|International Classification||G02B26/12, F16D1/06, G02B7/182|
|Cooperative Classification||Y10T403/4681, Y10T74/20207, Y10T403/125, Y10T403/4682, G02B26/121, G02B7/1821, F16D1/06|
|European Classification||F16D1/06, G02B26/12B, G02B7/182B|
|Dec 12, 1991||AS||Assignment|
Owner name: HOLOTEK LTD
Free format text: ASSIGNMENT OF ASSIGNORS INTEREST.;ASSIGNOR:KRAMER, CHARLES J.;REEL/FRAME:005969/0317
Effective date: 19911211
Owner name: HOLOTEK LTD, STATELESS
Free format text: ASSIGNMENT OF ASSIGNORS INTEREST;ASSIGNOR:KRAMER, CHARLES J.;REEL/FRAME:005969/0317
Effective date: 19911211
|Mar 20, 1996||FPAY||Fee payment|
Year of fee payment: 4
|Jul 19, 1996||AS||Assignment|
Owner name: ECRM INCORPORATED, MASSACHUSETTS
Free format text: ASSIGNMENT OF ASSIGNORS INTEREST;ASSIGNOR:HOLOTEK, LTD.;REEL/FRAME:008048/0721

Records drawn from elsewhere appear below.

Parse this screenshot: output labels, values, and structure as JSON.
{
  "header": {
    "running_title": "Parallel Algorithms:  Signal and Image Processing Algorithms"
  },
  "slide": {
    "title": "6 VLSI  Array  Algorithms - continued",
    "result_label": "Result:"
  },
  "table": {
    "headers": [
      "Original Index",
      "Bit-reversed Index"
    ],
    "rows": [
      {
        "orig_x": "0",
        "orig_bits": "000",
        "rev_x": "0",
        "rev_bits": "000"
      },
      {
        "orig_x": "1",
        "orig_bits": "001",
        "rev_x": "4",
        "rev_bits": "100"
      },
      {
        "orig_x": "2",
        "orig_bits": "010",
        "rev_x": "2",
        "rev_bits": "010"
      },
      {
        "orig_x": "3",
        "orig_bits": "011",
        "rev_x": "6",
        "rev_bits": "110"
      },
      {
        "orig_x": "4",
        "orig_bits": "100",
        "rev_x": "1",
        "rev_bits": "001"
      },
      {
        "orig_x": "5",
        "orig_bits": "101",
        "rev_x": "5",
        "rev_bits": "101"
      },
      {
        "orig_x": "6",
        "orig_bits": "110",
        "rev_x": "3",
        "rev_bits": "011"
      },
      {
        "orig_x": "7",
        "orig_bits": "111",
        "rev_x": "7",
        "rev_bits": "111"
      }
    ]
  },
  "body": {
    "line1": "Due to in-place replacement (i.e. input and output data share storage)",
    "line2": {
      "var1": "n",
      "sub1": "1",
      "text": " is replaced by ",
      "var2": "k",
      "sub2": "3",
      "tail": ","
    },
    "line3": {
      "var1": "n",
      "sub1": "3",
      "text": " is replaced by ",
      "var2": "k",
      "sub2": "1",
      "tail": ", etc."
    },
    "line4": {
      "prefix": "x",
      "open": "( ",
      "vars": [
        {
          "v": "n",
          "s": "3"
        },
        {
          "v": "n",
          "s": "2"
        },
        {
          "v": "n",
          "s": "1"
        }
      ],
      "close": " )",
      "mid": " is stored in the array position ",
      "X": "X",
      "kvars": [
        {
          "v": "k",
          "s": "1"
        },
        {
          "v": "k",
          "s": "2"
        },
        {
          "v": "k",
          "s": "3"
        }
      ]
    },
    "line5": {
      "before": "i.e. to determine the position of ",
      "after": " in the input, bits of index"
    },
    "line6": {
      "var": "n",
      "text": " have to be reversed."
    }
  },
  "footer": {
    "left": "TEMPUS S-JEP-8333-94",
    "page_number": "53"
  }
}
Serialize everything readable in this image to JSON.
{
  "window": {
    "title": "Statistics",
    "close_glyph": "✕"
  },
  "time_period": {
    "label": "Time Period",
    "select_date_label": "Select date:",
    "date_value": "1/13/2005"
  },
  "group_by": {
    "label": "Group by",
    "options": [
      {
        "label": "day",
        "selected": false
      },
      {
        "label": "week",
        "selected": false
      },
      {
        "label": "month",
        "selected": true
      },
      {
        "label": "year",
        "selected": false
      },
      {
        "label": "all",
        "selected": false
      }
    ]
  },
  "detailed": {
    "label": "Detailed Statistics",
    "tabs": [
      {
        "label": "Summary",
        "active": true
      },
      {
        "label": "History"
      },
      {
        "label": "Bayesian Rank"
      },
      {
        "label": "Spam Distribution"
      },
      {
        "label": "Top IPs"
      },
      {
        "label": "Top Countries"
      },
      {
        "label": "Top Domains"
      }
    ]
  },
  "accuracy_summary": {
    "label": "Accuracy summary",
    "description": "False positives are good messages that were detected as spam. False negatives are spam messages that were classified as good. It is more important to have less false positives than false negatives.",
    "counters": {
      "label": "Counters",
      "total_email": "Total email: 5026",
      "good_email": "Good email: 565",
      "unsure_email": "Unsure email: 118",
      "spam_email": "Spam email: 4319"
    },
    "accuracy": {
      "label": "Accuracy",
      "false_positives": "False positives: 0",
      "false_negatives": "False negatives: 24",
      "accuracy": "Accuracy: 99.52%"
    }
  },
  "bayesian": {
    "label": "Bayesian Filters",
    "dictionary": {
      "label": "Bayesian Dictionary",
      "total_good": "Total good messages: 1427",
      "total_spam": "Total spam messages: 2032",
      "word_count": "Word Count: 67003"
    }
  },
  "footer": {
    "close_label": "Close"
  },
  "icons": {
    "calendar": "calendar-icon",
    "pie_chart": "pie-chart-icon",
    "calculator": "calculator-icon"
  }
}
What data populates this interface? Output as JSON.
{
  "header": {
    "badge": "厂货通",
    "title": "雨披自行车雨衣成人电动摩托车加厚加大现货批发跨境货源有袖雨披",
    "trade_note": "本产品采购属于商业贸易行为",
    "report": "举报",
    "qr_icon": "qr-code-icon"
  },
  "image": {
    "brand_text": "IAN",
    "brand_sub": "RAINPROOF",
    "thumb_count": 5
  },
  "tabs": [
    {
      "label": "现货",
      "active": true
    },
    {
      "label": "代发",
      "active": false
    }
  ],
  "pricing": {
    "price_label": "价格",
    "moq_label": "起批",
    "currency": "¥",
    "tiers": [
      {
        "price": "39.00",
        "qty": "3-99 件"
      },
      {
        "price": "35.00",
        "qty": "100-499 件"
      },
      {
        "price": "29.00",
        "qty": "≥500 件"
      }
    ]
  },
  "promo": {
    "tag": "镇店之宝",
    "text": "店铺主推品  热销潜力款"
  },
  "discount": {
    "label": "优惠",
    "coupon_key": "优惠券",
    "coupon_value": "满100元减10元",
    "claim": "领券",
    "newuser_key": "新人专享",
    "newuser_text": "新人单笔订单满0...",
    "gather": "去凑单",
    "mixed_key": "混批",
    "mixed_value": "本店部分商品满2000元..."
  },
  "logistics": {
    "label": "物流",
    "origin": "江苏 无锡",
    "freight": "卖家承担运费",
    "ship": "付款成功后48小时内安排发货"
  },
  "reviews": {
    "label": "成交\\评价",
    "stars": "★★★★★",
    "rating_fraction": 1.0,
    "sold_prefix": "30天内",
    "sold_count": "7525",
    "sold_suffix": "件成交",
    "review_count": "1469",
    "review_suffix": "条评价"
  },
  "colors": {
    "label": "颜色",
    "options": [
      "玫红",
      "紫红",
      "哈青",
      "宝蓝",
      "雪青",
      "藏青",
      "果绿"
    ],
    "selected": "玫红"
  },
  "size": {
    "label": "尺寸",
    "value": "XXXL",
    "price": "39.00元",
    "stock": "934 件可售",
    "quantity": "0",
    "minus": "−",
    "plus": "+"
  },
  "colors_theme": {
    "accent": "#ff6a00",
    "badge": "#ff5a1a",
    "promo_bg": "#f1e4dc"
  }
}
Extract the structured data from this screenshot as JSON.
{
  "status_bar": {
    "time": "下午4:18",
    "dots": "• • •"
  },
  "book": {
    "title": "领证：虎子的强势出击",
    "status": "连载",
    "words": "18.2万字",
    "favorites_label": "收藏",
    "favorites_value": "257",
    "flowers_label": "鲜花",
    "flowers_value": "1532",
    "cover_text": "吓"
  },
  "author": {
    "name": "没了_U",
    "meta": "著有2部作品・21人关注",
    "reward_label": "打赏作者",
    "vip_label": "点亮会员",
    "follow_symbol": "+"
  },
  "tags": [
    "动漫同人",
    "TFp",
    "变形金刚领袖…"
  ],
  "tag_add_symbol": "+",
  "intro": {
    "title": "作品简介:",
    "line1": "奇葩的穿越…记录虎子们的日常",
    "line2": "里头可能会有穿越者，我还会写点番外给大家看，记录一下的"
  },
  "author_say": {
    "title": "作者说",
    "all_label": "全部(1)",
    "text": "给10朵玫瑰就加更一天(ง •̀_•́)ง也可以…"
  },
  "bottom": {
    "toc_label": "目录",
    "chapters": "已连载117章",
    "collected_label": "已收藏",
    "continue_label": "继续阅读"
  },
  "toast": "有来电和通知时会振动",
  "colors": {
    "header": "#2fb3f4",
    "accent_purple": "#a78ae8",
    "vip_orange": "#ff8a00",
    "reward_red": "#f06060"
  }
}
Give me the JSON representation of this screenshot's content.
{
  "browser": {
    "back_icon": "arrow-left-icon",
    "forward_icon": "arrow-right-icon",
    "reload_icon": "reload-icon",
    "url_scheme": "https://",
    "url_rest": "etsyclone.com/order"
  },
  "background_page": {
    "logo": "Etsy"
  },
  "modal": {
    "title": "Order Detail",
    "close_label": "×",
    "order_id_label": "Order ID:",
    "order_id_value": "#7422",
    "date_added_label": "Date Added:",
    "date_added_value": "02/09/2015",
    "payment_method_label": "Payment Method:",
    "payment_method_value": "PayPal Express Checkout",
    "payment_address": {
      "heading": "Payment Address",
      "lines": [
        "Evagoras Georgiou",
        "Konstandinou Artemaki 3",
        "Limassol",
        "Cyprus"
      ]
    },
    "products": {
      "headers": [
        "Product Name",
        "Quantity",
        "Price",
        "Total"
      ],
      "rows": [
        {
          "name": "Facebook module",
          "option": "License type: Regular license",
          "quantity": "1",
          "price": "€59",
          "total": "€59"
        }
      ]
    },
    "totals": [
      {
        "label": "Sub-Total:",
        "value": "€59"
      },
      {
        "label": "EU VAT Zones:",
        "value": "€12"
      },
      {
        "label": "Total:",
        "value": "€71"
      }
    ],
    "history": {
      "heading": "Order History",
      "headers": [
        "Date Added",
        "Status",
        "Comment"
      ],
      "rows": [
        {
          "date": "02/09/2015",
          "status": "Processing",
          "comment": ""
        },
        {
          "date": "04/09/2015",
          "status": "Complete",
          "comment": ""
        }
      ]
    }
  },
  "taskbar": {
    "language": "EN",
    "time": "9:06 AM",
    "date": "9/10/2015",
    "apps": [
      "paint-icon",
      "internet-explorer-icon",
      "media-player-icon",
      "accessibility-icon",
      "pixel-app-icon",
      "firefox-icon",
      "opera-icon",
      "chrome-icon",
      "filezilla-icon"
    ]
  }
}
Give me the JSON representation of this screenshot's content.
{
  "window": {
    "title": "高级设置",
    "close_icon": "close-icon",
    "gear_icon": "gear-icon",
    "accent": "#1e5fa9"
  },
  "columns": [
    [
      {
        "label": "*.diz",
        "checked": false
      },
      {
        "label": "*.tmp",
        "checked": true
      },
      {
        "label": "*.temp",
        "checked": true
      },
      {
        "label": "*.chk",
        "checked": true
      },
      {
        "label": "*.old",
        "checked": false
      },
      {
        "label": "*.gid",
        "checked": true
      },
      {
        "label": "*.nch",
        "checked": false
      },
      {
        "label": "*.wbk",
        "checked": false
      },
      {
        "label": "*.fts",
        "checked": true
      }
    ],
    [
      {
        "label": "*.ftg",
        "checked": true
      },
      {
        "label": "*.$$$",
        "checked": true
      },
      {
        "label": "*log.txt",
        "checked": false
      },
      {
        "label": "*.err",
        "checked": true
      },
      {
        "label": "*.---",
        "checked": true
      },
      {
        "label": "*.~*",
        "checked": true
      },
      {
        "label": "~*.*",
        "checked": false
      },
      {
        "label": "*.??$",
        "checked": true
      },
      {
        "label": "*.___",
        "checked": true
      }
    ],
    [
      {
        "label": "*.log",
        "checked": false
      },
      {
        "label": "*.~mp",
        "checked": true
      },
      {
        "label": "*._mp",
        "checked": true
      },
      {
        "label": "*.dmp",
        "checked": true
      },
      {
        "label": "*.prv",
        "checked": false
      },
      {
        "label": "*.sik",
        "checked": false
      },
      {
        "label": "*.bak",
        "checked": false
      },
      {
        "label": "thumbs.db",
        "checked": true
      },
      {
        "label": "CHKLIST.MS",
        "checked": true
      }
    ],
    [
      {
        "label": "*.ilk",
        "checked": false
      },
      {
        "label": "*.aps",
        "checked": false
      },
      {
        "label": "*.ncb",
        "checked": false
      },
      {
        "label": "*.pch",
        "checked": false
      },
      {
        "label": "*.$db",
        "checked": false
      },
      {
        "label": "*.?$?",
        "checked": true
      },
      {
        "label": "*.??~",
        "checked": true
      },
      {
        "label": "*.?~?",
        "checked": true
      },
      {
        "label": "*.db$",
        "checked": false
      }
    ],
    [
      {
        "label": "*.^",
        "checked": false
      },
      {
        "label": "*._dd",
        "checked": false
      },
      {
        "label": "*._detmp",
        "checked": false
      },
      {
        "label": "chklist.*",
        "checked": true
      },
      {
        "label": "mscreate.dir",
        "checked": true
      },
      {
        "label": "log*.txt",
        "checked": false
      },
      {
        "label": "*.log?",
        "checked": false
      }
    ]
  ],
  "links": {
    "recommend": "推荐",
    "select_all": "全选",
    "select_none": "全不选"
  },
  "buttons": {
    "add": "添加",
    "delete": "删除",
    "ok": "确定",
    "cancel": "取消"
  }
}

Effective date: 19960710
|Aug 29, 2000||REMI||Maintenance fee reminder mailed|
|Sep 12, 2000||SULP||Surcharge for late payment|
|Sep 12, 2000||FPAY||Fee payment|
Year of fee payment: 8
|Aug 18, 2004||REMI||Maintenance fee reminder mailed|
|Feb 2, 2005||LAPS||Lapse for failure to pay maintenance fees|
|Mar 29, 2005||FP||Expired due to failure to pay maintenance fee|
Effective date: 20050202